◆ DIRECTIONS FOR THIS TASK ◆
Where the data below shows a picture, leave that picture out and copy the rest exactly.

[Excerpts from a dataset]

------------------------------

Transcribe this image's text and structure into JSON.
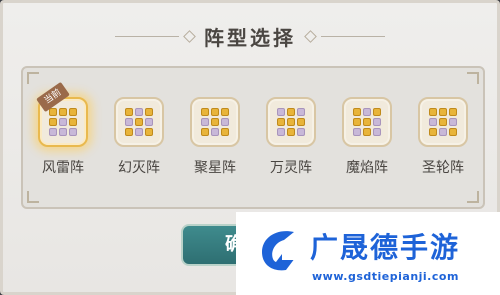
{
  "dialog": {
    "title": "阵型选择",
    "current_badge": "当前",
    "confirm_label": "确"
  },
  "formations": [
    {
      "name": "风雷阵",
      "selected": true,
      "pattern": [
        "g",
        "g",
        "g",
        "g",
        "p",
        "g",
        "p",
        "p",
        "p"
      ]
    },
    {
      "name": "幻灭阵",
      "selected": false,
      "pattern": [
        "g",
        "p",
        "g",
        "p",
        "g",
        "p",
        "g",
        "p",
        "g"
      ]
    },
    {
      "name": "聚星阵",
      "selected": false,
      "pattern": [
        "g",
        "g",
        "g",
        "p",
        "g",
        "p",
        "g",
        "p",
        "g"
      ]
    },
    {
      "name": "万灵阵",
      "selected": false,
      "pattern": [
        "p",
        "g",
        "p",
        "g",
        "g",
        "g",
        "p",
        "g",
        "p"
      ]
    },
    {
      "name": "魔焰阵",
      "selected": false,
      "pattern": [
        "g",
        "p",
        "g",
        "g",
        "g",
        "p",
        "p",
        "g",
        "p"
      ]
    },
    {
      "name": "圣轮阵",
      "selected": false,
      "pattern": [
        "g",
        "g",
        "g",
        "p",
        "g",
        "p",
        "g",
        "p",
        "g"
      ]
    }
  ],
  "watermark": {
    "title": "广晟德手游",
    "url": "www.gsdtiepianji.com"
  },
  "colors": {
    "gold_dot": "#e8b43a",
    "purple_dot": "#c8b8d8",
    "confirm_teal": "#2e6f72",
    "brand_blue": "#1e63d8"
  }
}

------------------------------

◆ RESPONSE TO THE EXERCISE ◆
Transcribe this image's text and structure into JSON.
{
  "dialog": {
    "title": "阵型选择",
    "current_badge": "当前",
    "confirm_label": "确"
  },
  "formations": [
    {
      "name": "风雷阵",
      "selected": true,
      "pattern": [
        "g",
        "g",
        "g",
        "g",
        "p",
        "g",
        "p",
        "p",
        "p"
      ]
    },
    {
      "name": "幻灭阵",
      "selected": false,
      "pattern": [
        "g",
        "p",
        "g",
        "p",
        "g",
        "p",
        "g",
        "p",
        "g"
      ]
    },
    {
      "name": "聚星阵",
      "selected": false,
      "pattern": [
        "g",
        "g",
        "g",
        "p",
        "g",
        "p",
        "g",
        "p",
        "g"
      ]
    },
    {
      "name": "万灵阵",
      "selected": false,
      "pattern": [
        "p",
        "g",
        "p",
        "g",
        "g",
        "g",
        "p",
        "g",
        "p"
      ]
    },
    {
      "name": "魔焰阵",
      "selected": false,
      "pattern": [
        "g",
        "p",
        "g",
        "g",
        "g",
        "p",
        "p",
        "g",
        "p"
      ]
    },
    {
      "name": "圣轮阵",
      "selected": false,
      "pattern": [
        "g",
        "g",
        "g",
        "p",
        "g",
        "p",
        "g",
        "p",
        "g"
      ]
    }
  ],
  "watermark": {
    "title": "广晟德手游",
    "url": "www.gsdtiepianji.com"
  },
  "colors": {
    "gold_dot": "#e8b43a",
    "purple_dot": "#c8b8d8",
    "confirm_teal": "#2e6f72",
    "brand_blue": "#1e63d8"
  }
}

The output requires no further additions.